- Being over the age of 18,
- He or she knowingly advances prostitution,
- By compelling a person less than eighteen years old,
- By force or intimidation,
- To engage in prostitution.
Sentencing and Penalties for Compelling Prostitution
Compelling Prostitution is a Class “B” non-violent felony. As such, this charge is punishable by 8 1/3 to 25 years in jail. Fines may also be imposed for convictions relating to Compelling Prostitution.
What are the penalties for prostitution in New York State?
An individual is guilty of the crime of prostitution when that person engages or agrees to engage in sexual conduct with another person in exchange for a fee. A defense to the charge of patronizing a prostitute in the first or second degree is lack of reasonable grounds to think that the prostitute was younger than the age that was provided. In New York State, prostitution is considered a Class B misdemeanor, which is punishable by up to three months in jail and/or up to a $500 fine.
Patronizing a prostitute is a Class A misdemeanor that is punishable by up to one year in prison and/or up to a $1,000 fine. Patronizing a prostitute is a Class E felony if the prostitute is under 14 years of age. A person found guilty of this crime could spend two to five years in prison. Permitting prostitution is a Class B felony that is punishable by up to three months in prison and/or up to a $500 fine.
What Are Some Defenses to New York Prostitution Charges?
Each prostitution case is unique and developing a well-thought out defense requires a lot of thinking and strategy from your New York Prostitution Defense Attorney. However, some common defenses to New York Prostitution charges are:
- Lack of knowledge about the prostitute’s age. For example, if the prostitute was not advertised as being 13, looked older than 13, and did not tell the “John” that he or she was only 13, this could provide a defense to a charge of patronizing a prostitute under the age of 14 (or age 11). This defense only applies if the Defendant did not have reason to believe the prostitute was under the specified age.

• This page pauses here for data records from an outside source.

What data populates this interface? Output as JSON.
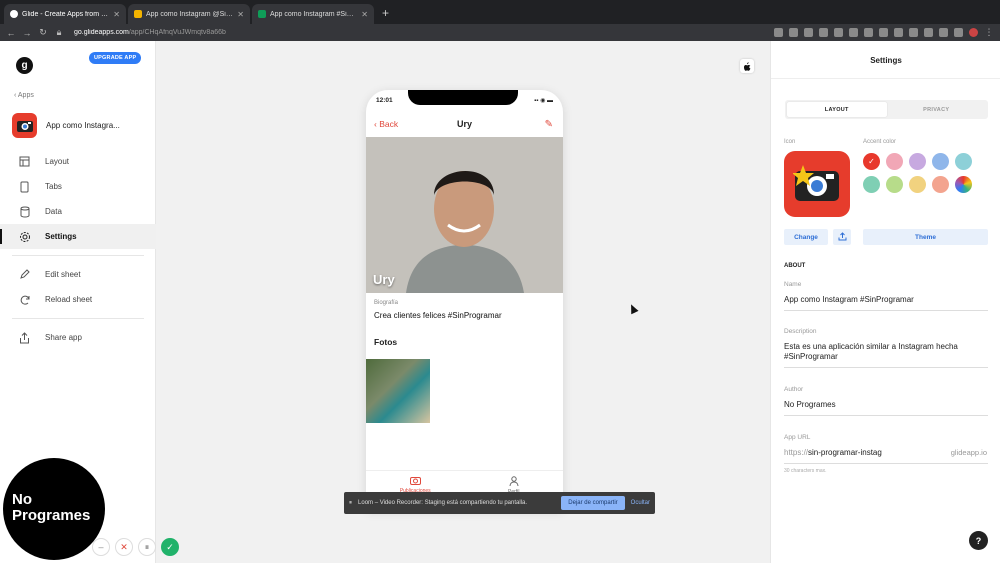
{
  "browser": {
    "tabs": [
      {
        "title": "Glide - Create Apps from Goo...",
        "color": "#222222"
      },
      {
        "title": "App como Instagram @SinPro...",
        "color": "#1a73e8"
      },
      {
        "title": "App como Instagram #SinProg...",
        "color": "#0f9d58"
      }
    ],
    "url_host": "go.glideapps.com",
    "url_path": "/app/CHqAfnqVuJWmqtv8a66b"
  },
  "sidebar": {
    "logo": "g",
    "upgrade_label": "UPGRADE APP",
    "back_label": "‹ Apps",
    "app_name": "App como Instagra...",
    "items": [
      {
        "label": "Layout",
        "icon": "layout-icon"
      },
      {
        "label": "Tabs",
        "icon": "tabs-icon"
      },
      {
        "label": "Data",
        "icon": "data-icon"
      },
      {
        "label": "Settings",
        "icon": "gear-icon"
      },
      {
        "label": "Edit sheet",
        "icon": "pencil-icon"
      },
      {
        "label": "Reload sheet",
        "icon": "reload-icon"
      },
      {
        "label": "Share app",
        "icon": "share-icon"
      }
    ],
    "active_item": "Settings"
  },
  "overlay": {
    "watermark_line1": "No",
    "watermark_line2": "Programes"
  },
  "phone": {
    "time": "12:01",
    "status_icons": "▪▪ ◉ ▬",
    "back_label": "Back",
    "title": "Ury",
    "hero_name": "Ury",
    "bio_label": "Biografía",
    "bio_text": "Crea clientes felices #SinProgramar",
    "photos_label": "Fotos",
    "tab_left": "Publicaciones",
    "tab_right": "Perfil"
  },
  "toast": {
    "icon": "⏸",
    "message": "Loom – Video Recorder: Staging está compartiendo tu pantalla.",
    "stop_label": "Dejar de compartir",
    "hide_label": "Ocultar"
  },
  "settings": {
    "title": "Settings",
    "seg_layout": "LAYOUT",
    "seg_privacy": "PRIVACY",
    "icon_label": "Icon",
    "accent_label": "Accent color",
    "change_label": "Change",
    "theme_label": "Theme",
    "about_label": "ABOUT",
    "name_label": "Name",
    "name_value": "App como Instagram #SinProgramar",
    "description_label": "Description",
    "description_value": "Esta es una aplicación similar a Instagram hecha #SinProgramar",
    "author_label": "Author",
    "author_value": "No Programes",
    "url_label": "App URL",
    "url_prefix": "https://",
    "url_value": "sin-programar-instag",
    "url_suffix": "glideapp.io",
    "url_hint": "30 characters max.",
    "help_label": "?",
    "accent_colors": [
      "#e8382c",
      "#f1a7b6",
      "#c7a9e0",
      "#8fb6ea",
      "#8dd0d8",
      "#7fcfb4",
      "#b7dc8a",
      "#f1d27f",
      "#f3a48f"
    ]
  }
}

- Being compelled by threat or intimidation to engage in prostitution. This is an affirmative defense under New York Penal Law Section 230.01.That is to say, anyone compelled by threat or intimidation to engage in prostitution.
Contact Top-Rated New York Prostitution Defense Attorneys
If you or your loved one has been charged with or suspect that they are under investigation for prostitution or patronizing a prostitute, you need experienced counsel to defend you. Please call us at 212-729-9494 or contact us today for your free initial consultation.